Religion in America: Intelligent design on trial
What some people are calling the "Scopes II" trial got under way this week in Harrisburg, Pa., as a federal judge began to hear arguments about whether high school science teachers in the Dover school district should be required to introduce students to intelligent design (ID) as an alternative to Darwinian evolutionary theory.
Defenders of the district's decision to mandate the teaching of ID say that intention and design are at least as plausible as random mutation in accounting for the changes that gave rise to the complex structures that make up living organisms. But 11 Dover parents have sued the school board, saying that ID is essentially a means of sneaking religious perspectives into the public schools and is therefore a violation of the separation of church and state.
It remains to be seen whether the Dover case will end up being as significant as the famous 1925 Tennessee case that for a time barred the teaching of evolution in that state.

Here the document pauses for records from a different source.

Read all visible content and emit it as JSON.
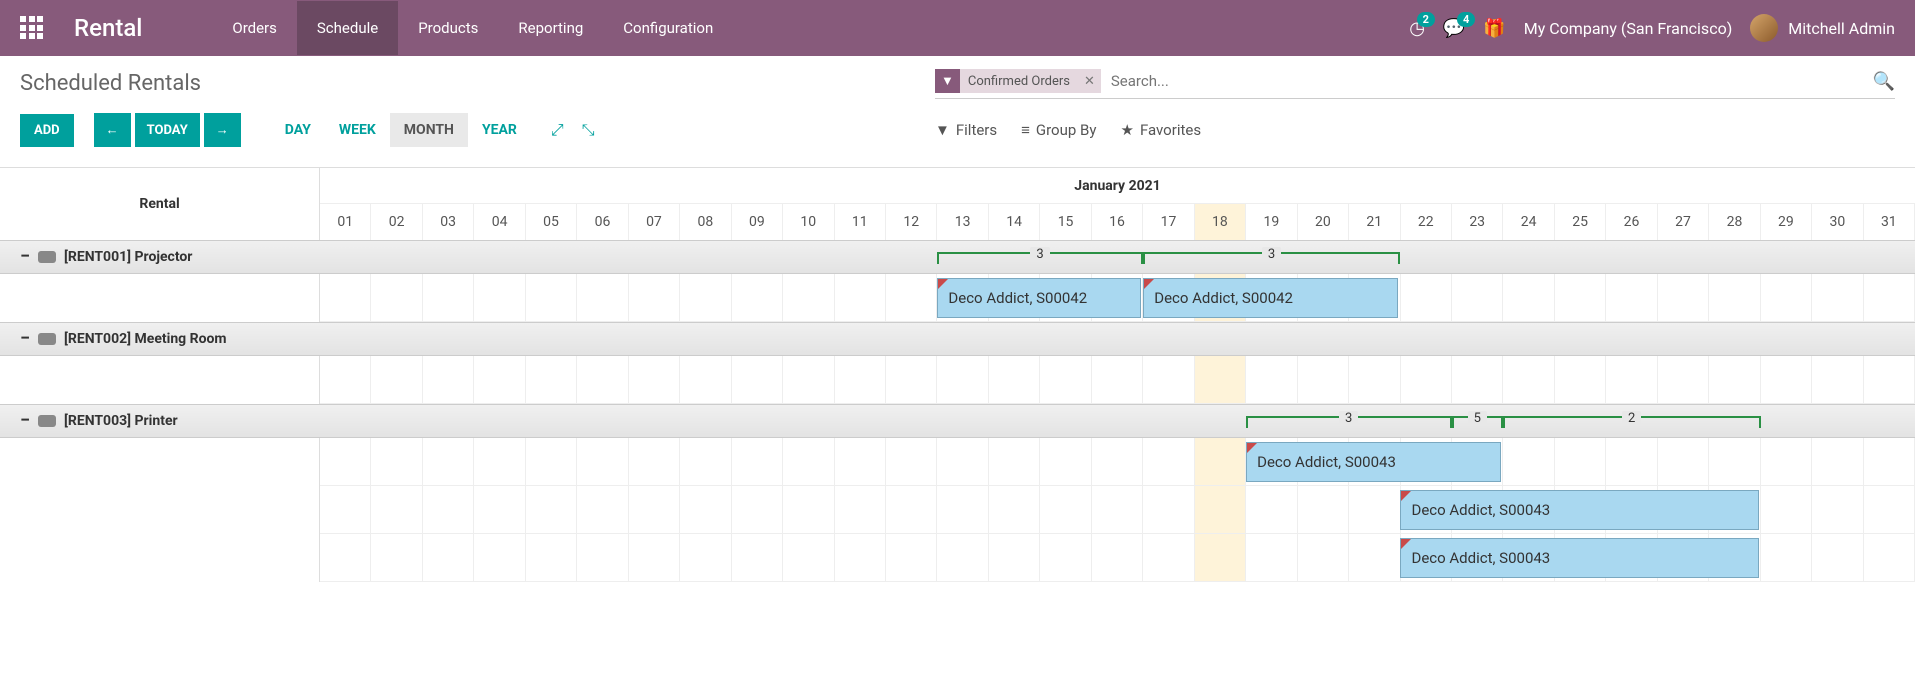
{
  "brand": "Rental",
  "nav": {
    "items": [
      "Orders",
      "Schedule",
      "Products",
      "Reporting",
      "Configuration"
    ],
    "active_index": 1,
    "clock_badge": "2",
    "chat_badge": "4",
    "company": "My Company (San Francisco)",
    "user": "Mitchell Admin"
  },
  "page_title": "Scheduled Rentals",
  "search": {
    "filter_tag": "Confirmed Orders",
    "placeholder": "Search..."
  },
  "controls": {
    "add": "ADD",
    "today": "TODAY",
    "views": [
      "DAY",
      "WEEK",
      "MONTH",
      "YEAR"
    ],
    "active_view": 2,
    "filters": "Filters",
    "group_by": "Group By",
    "favorites": "Favorites"
  },
  "gantt": {
    "left_header": "Rental",
    "month_label": "January 2021",
    "days": [
      "01",
      "02",
      "03",
      "04",
      "05",
      "06",
      "07",
      "08",
      "09",
      "10",
      "11",
      "12",
      "13",
      "14",
      "15",
      "16",
      "17",
      "18",
      "19",
      "20",
      "21",
      "22",
      "23",
      "24",
      "25",
      "26",
      "27",
      "28",
      "29",
      "30",
      "31"
    ],
    "today_index": 17,
    "groups": [
      {
        "label": "[RENT001] Projector",
        "braces": [
          {
            "start_day_idx": 12,
            "span": 4,
            "label": "3"
          },
          {
            "start_day_idx": 16,
            "span": 5,
            "label": "3"
          }
        ],
        "rows": [
          [
            {
              "start_day_idx": 12,
              "span": 4,
              "label": "Deco Addict, S00042"
            },
            {
              "start_day_idx": 16,
              "span": 5,
              "label": "Deco Addict, S00042"
            }
          ]
        ]
      },
      {
        "label": "[RENT002] Meeting Room",
        "braces": [],
        "rows": [
          []
        ]
      },
      {
        "label": "[RENT003] Printer",
        "braces": [
          {
            "start_day_idx": 18,
            "span": 4,
            "label": "3"
          },
          {
            "start_day_idx": 22,
            "span": 1,
            "label": "5"
          },
          {
            "start_day_idx": 23,
            "span": 5,
            "label": "2"
          }
        ],
        "rows": [
          [
            {
              "start_day_idx": 18,
              "span": 5,
              "label": "Deco Addict, S00043"
            }
          ],
          [
            {
              "start_day_idx": 21,
              "span": 7,
              "label": "Deco Addict, S00043"
            }
          ],
          [
            {
              "start_day_idx": 21,
              "span": 7,
              "label": "Deco Addict, S00043"
            }
          ]
        ]
      }
    ]
  }
}
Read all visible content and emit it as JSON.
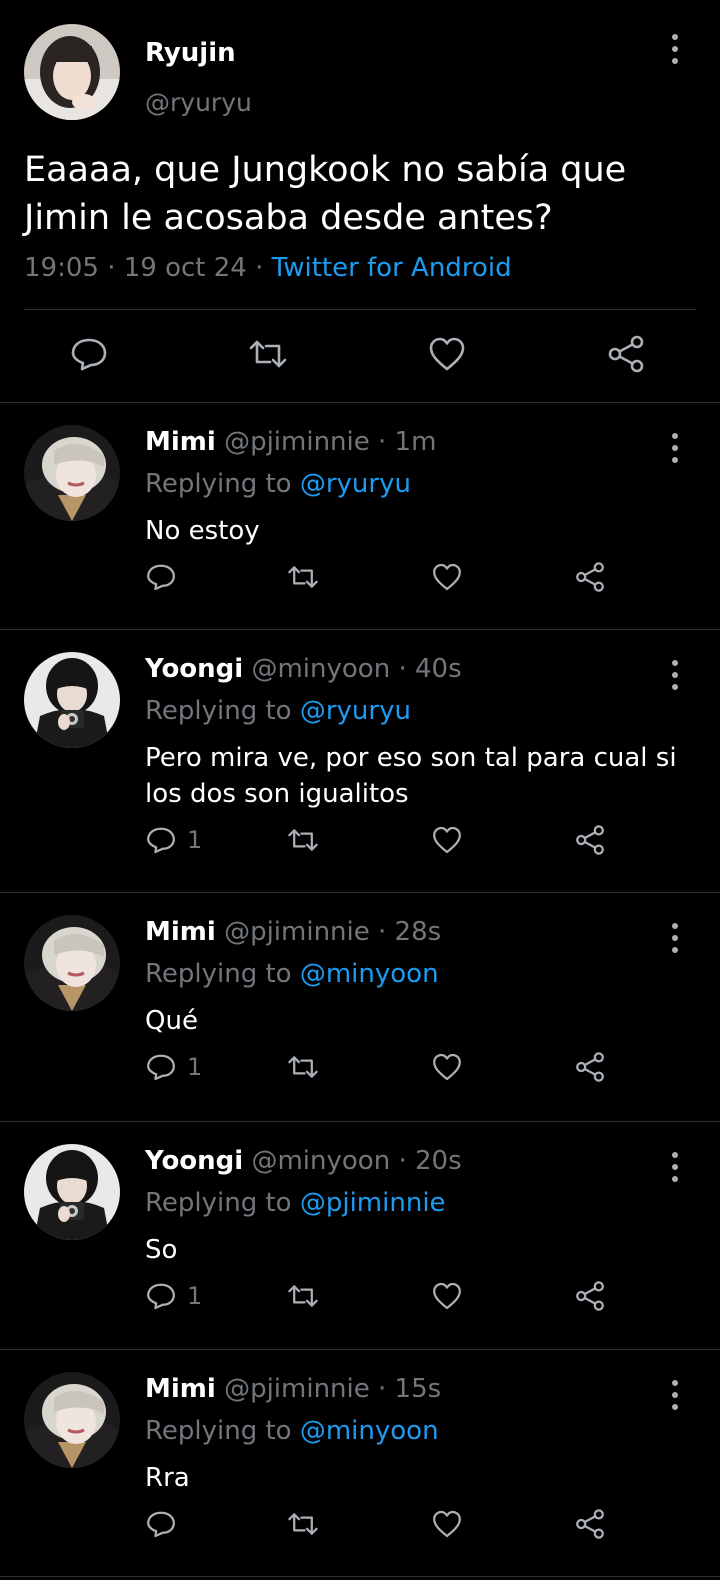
{
  "main_tweet": {
    "name": "Ryujin",
    "handle": "@ryuryu",
    "text": "Eaaaa, que Jungkook no sabía que Jimin le acosaba desde antes?",
    "time": "19:05",
    "date": "19 oct 24",
    "separator": "·",
    "source": "Twitter for Android",
    "icons": [
      "comment-icon",
      "retweet-icon",
      "heart-icon",
      "share-icon",
      "more-icon"
    ]
  },
  "replies": [
    {
      "name": "Mimi",
      "handle": "@pjiminnie",
      "time": "1m",
      "replying_prefix": "Replying to",
      "replying_to": "@ryuryu",
      "text": "No estoy",
      "reply_count": ""
    },
    {
      "name": "Yoongi",
      "handle": "@minyoon",
      "time": "40s",
      "replying_prefix": "Replying to",
      "replying_to": "@ryuryu",
      "text": "Pero mira ve, por eso son tal para cual si los dos son igualitos",
      "reply_count": "1"
    },
    {
      "name": "Mimi",
      "handle": "@pjiminnie",
      "time": "28s",
      "replying_prefix": "Replying to",
      "replying_to": "@minyoon",
      "text": "Qué",
      "reply_count": "1"
    },
    {
      "name": "Yoongi",
      "handle": "@minyoon",
      "time": "20s",
      "replying_prefix": "Replying to",
      "replying_to": "@pjiminnie",
      "text": "So",
      "reply_count": "1"
    },
    {
      "name": "Mimi",
      "handle": "@pjiminnie",
      "time": "15s",
      "replying_prefix": "Replying to",
      "replying_to": "@minyoon",
      "text": "Rra",
      "reply_count": ""
    }
  ],
  "colors": {
    "background": "#000000",
    "text": "#ffffff",
    "muted": "#71767b",
    "link": "#1d9bf0",
    "divider": "#2f3336"
  }
}
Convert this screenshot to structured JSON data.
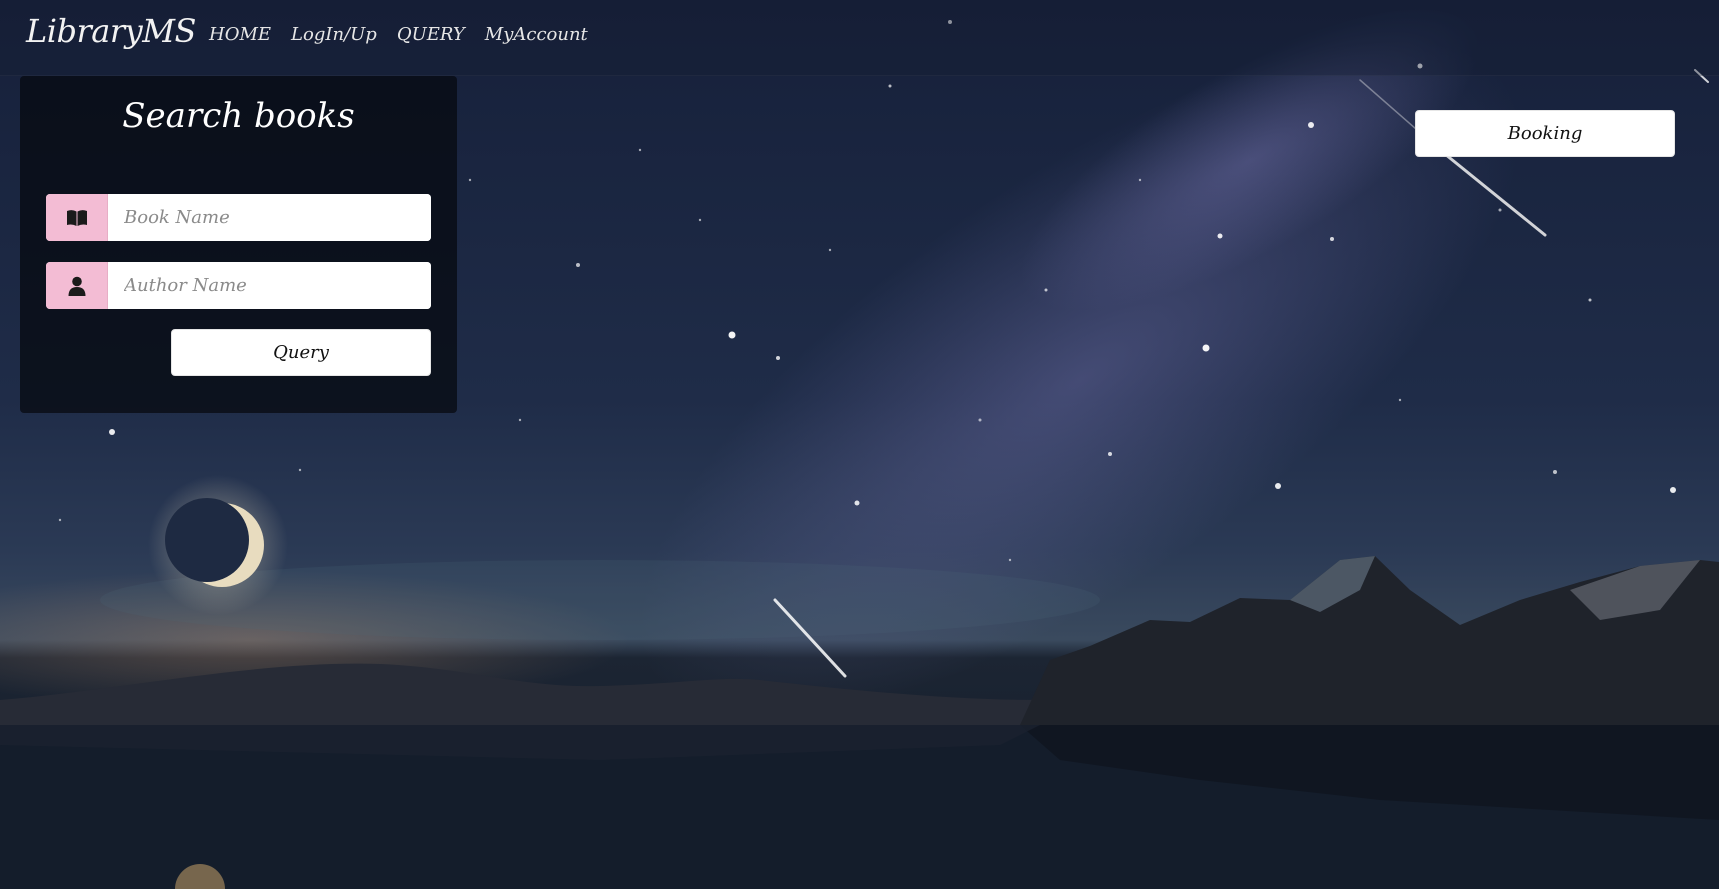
{
  "navbar": {
    "brand": "LibraryMS",
    "links": [
      {
        "label": "HOME"
      },
      {
        "label": "LogIn/Up"
      },
      {
        "label": "QUERY"
      },
      {
        "label": "MyAccount"
      }
    ]
  },
  "search_panel": {
    "title": "Search books",
    "book_name": {
      "value": "",
      "placeholder": "Book Name",
      "icon": "book-icon"
    },
    "author_name": {
      "value": "",
      "placeholder": "Author Name",
      "icon": "user-icon"
    },
    "query_label": "Query"
  },
  "booking_label": "Booking",
  "colors": {
    "addon_pink": "#f3bcd4",
    "panel_bg": "#06080e",
    "sky": "#1a2336"
  }
}
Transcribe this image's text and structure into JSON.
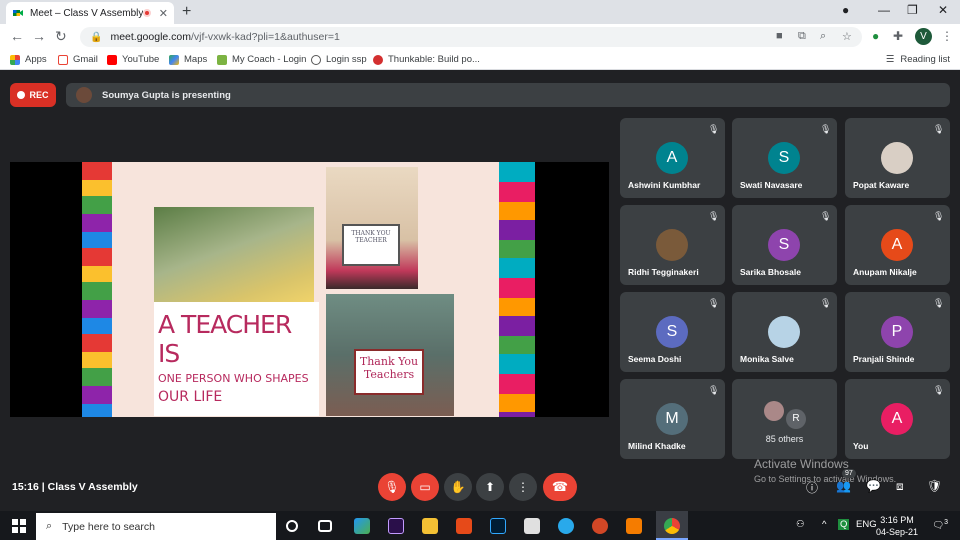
{
  "browser": {
    "tab_title": "Meet – Class V Assembly",
    "url_host": "meet.google.com",
    "url_path": "/vjf-vxwk-kad?pli=1&authuser=1",
    "profile_initial": "V",
    "bookmarks": [
      "Apps",
      "Gmail",
      "YouTube",
      "Maps",
      "My Coach - Login",
      "Login ssp",
      "Thunkable: Build po..."
    ],
    "reading_list": "Reading list"
  },
  "meet": {
    "rec_label": "REC",
    "presenting_text": "Soumya Gupta is presenting",
    "slide": {
      "banner_line1": "A TEACHER IS",
      "banner_line2": "ONE PERSON WHO SHAPES",
      "banner_line3": "OUR LIFE",
      "card_small_1": "THANK YOU",
      "card_small_2": "TEACHER",
      "card_large_1": "Thank You",
      "card_large_2": "Teachers"
    },
    "participants": [
      {
        "name": "Ashwini Kumbhar",
        "initial": "A",
        "color": "#00838f"
      },
      {
        "name": "Swati Navasare",
        "initial": "S",
        "color": "#00838f"
      },
      {
        "name": "Popat Kaware",
        "initial": "",
        "color": "#d9cfc5"
      },
      {
        "name": "Ridhi Tegginakeri",
        "initial": "",
        "color": "#7a5a3a"
      },
      {
        "name": "Sarika Bhosale",
        "initial": "S",
        "color": "#8e44ad"
      },
      {
        "name": "Anupam Nikalje",
        "initial": "A",
        "color": "#e64a19"
      },
      {
        "name": "Seema Doshi",
        "initial": "S",
        "color": "#5c6bc0"
      },
      {
        "name": "Monika Salve",
        "initial": "",
        "color": "#b7d3e6"
      },
      {
        "name": "Pranjali Shinde",
        "initial": "P",
        "color": "#8e44ad"
      },
      {
        "name": "Milind Khadke",
        "initial": "M",
        "color": "#546e7a"
      },
      {
        "name": "85 others",
        "initial": "R",
        "color": "#5f6368"
      },
      {
        "name": "You",
        "initial": "A",
        "color": "#e91e63"
      }
    ],
    "time": "15:16",
    "meeting_name": "Class V Assembly",
    "people_count": "97",
    "watermark_title": "Activate Windows",
    "watermark_sub": "Go to Settings to activate Windows."
  },
  "taskbar": {
    "search_placeholder": "Type here to search",
    "lang": "ENG",
    "time": "3:16 PM",
    "date": "04-Sep-21",
    "notif_count": "3"
  }
}
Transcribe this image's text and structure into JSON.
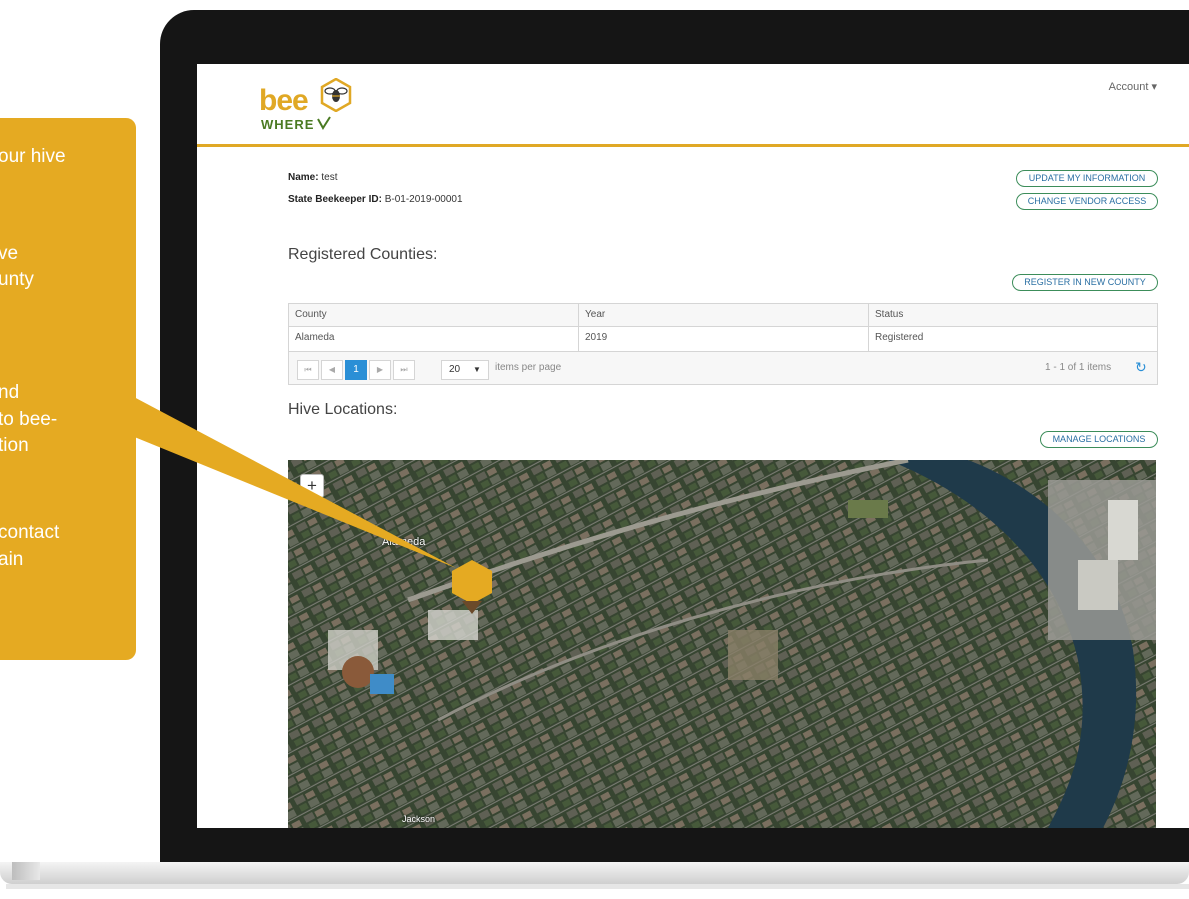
{
  "callout": {
    "lines": [
      "our hive",
      "ve",
      "unty",
      "nd",
      "to bee-",
      "tion",
      "contact",
      "ain"
    ],
    "color": "#e5aa22"
  },
  "header": {
    "logo_text": "bee",
    "logo_subtext": "WHERE",
    "account_label": "Account ▾"
  },
  "profile": {
    "name_label": "Name:",
    "name_value": "test",
    "id_label": "State Beekeeper ID:",
    "id_value": "B-01-2019-00001",
    "update_button": "UPDATE MY INFORMATION",
    "vendor_button": "CHANGE VENDOR ACCESS"
  },
  "counties": {
    "title": "Registered Counties:",
    "register_button": "REGISTER IN NEW COUNTY",
    "columns": [
      "County",
      "Year",
      "Status"
    ],
    "rows": [
      [
        "Alameda",
        "2019",
        "Registered"
      ]
    ],
    "pager": {
      "first": "⏮",
      "prev": "◀",
      "current_page": "1",
      "next": "▶",
      "last": "⏭",
      "page_size": "20",
      "page_size_caret": "▼",
      "items_per_page": "items per page",
      "range_text": "1 - 1 of 1 items",
      "refresh_icon": "↻"
    }
  },
  "hives": {
    "title": "Hive Locations:",
    "manage_button": "MANAGE LOCATIONS",
    "map": {
      "zoom_in": "+",
      "labels": [
        "Alameda",
        "Jackson"
      ],
      "hive_marker_color": "#e5aa22"
    }
  }
}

But the current trial involves powerful organizational playersthe ACLU in support of the parents, the Thomas More Law Center (funded by Domino's Pizza founder and devout Roman Catholic Thomas Monaghan) in support of the districtand key figures in the intellectual controversy, including Lehigh University biochemist Michael Behe, a leading proponent of the design hypothesis.
Crucial to the plaintiffs' case is whether they can prove that ID is simply a dressed-up version of creationism. If so, teaching it would violate a 1987 Supreme Court ruling that barred the instruction of creationism in public schools on the grounds that it was based on religion.
Whatever the verdict, no decision will likely bring an end to the debate over the issues behind the controversy. But perhaps the case will shed a stronger light on some of the key points of contention and even some of the ironies that make up this peculiar chapter in America's culture wars.
What is a scientific theory? Critics of ID complain that many people today carelessly equate any idea, conjecture, or hypothesis with a scientific theory. With this kind of definitional fuzziness, it is easy for ID supporters to assert that their position is no less a theory than Darwinian evolution is. Not so, say most scientists, who assert that a scientific theory is a hypothesis that has been upheld by the test of evidence, through experimentation, and that it remains a valid theory until it can be falsified, proved untrue. The problem with ID, critics say, is that its key contentionthat genetic mutations leading to such marvelously complex things as the eye and visual perception can only have been intended by a sentient beingcannot be tested.
Therefore, the critics conclude, ID does not have the status of a scientific theory. On this point, ironically, people who defend teaching ID in the schoolroom on the grounds that it could improve critical thinking might have a point: Teaching evolutionary theory alongside ID might help students begin to see the difference between a real scientific theory and a metaphysical conjecture.